Gospel of Matthew
The gospel tells us of Jesus and his teachings. It is believed that the Gospel originated with Matthew, one of Jesus' disciples, and it circulated anonymously. The message in this gospel was compiled to minister to a Jewish and Jewish-Christian community when tensions between early Christians and postwar Jewish leaders aggravated bitter controversy.
The latter is sometimes called "The Sayings of Jesus" and is often referred to as the Q source. In addition to these materials, another source, sometimes called M, seems to be necessary to account for the unique portions of the gospel. The introductory section, for example, contains several stories that are not found in any of the other Gospels. These stories include an account of the birth of Jesus, the visit of the wise men from the East, the meeting of these men with King Herod, Herod's decree calling for the death of male infants, the flight into Egypt, and the settlement in Galilee. Whether these stories were based on oral or written sources is unknown, but they are not found in either Mark or the Logia. All that ancient Israel had looked for with hope and high expectation is now to be fulfilled in the Christian church. Ancient Israel was given the Law through Moses, and now the new Israel has received another and even higher law in the teachings of Jesus. The basis for membership in the new Israel is neither race nor color nor nationality nor anything other than the character of individuals who believe in Jesus and put their trust in him. Believers will come from both Jews and Gentiles and from all parts of the world. In his selection and use of source materials for the writing of his gospel, Matthew represents different points of view. Some critics have argued that he was pro-Jewish in his outlook, but others have insisted that he was pro-Gentile. Some scholars regard him as a thorough-going legalist, while others find a strong element of mysticism in his writings. He was, according to some accounts, a disciple of Jewish apocalypticism, but others see him as one who believes that the kingdom of God will be established gradually in the lives of people. These different interpretations do not constitute evidence that Matthew was confused in his thinking or that he contradicted himself on these various topics; rather, they indicate that he tried to be fair with each of the different points of view, recognizing that there was truth to be gained from each of them. The result is the composition of a gospel that presents a balance between opposing conceptions and does so without destroying the element of harmony that brings them all together.
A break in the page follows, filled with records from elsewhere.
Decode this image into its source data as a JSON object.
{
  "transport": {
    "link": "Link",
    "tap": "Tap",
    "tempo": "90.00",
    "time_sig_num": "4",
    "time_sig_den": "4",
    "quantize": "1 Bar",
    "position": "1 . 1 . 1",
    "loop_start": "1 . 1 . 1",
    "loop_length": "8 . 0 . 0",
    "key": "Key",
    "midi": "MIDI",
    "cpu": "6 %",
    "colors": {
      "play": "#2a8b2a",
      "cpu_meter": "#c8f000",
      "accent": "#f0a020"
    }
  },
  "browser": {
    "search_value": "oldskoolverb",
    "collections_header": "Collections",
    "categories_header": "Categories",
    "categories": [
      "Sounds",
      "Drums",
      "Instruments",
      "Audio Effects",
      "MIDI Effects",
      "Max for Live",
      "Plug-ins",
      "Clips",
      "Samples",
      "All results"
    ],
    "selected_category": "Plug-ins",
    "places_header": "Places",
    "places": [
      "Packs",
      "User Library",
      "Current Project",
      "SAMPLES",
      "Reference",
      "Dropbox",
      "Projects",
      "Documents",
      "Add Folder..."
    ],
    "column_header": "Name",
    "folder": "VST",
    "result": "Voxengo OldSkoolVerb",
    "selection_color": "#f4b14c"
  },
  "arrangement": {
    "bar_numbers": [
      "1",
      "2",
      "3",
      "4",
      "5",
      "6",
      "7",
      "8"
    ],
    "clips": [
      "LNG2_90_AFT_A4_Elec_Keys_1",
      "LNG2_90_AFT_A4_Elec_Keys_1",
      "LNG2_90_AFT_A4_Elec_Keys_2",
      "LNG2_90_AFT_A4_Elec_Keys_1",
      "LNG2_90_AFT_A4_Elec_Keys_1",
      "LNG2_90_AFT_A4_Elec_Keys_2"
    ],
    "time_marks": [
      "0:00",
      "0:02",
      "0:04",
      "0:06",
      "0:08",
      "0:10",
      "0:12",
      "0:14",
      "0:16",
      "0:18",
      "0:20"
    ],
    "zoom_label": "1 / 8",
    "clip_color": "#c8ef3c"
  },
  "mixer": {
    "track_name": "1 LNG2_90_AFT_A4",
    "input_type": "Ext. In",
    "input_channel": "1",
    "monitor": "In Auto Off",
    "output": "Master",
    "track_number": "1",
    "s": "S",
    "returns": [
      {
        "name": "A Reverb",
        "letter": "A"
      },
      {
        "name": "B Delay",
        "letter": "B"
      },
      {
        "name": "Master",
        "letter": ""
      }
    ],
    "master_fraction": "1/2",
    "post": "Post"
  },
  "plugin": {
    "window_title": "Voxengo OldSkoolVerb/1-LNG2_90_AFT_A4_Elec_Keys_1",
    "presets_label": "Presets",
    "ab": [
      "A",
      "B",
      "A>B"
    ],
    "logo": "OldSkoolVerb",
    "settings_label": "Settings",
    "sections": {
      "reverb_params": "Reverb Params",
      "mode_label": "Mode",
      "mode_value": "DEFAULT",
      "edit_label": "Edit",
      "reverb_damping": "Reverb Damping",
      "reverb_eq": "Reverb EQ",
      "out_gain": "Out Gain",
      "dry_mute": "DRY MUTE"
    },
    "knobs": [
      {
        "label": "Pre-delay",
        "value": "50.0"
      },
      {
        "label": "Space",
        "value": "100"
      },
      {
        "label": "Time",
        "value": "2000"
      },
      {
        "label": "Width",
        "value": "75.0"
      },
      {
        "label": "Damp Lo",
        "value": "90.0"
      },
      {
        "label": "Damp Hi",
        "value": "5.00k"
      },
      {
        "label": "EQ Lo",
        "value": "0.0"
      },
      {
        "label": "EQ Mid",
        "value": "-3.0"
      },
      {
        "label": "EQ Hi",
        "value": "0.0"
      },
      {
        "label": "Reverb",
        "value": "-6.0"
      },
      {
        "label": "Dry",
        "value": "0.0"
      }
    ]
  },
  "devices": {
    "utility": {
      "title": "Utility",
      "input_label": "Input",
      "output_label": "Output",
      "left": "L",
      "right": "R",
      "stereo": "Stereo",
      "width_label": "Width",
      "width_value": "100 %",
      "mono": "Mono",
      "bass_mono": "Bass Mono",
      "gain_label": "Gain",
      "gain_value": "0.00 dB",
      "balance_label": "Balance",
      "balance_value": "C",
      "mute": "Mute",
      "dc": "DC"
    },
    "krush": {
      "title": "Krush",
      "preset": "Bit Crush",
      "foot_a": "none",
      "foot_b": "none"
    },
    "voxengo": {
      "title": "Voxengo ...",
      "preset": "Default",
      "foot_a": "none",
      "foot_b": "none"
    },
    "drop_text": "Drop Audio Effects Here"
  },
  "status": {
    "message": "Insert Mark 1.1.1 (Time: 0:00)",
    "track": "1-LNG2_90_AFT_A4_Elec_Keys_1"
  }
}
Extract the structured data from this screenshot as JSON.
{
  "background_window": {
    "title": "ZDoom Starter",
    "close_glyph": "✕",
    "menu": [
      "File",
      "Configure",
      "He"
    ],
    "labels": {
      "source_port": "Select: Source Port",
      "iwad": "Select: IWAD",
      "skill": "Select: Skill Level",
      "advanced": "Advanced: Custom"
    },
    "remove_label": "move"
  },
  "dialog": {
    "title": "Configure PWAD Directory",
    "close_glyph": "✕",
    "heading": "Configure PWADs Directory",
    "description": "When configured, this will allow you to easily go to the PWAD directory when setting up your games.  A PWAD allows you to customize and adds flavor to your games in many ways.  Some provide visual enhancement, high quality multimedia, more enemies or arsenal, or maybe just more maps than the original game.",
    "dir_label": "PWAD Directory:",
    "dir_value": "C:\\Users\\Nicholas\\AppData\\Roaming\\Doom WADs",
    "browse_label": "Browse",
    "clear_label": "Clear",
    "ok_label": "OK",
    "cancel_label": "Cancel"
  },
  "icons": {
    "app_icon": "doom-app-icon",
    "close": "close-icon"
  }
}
It is this emphasis on Jesus’ salvific role depending on His obedience, dedication, and hard work that is demonstrated in Matthew 4. 1-11 that leads to His Passion on the Cross. The importance and sacrifice inherent in His death depend on His sacrifice as a gift of free will, which is mirrored in his choice to give His life over to God, in spite of the Devil’s promises.
Harris, Stephen L. , Understanding the Bible. USA: Palo Alto Press, 1985.
Muir, John, Ed: Wolfe, Linnie Marsh. John of the Mountains: the Unpublished Journals of John Muir. Milwaulkee: Univ. of Wisconsin Press, 1979.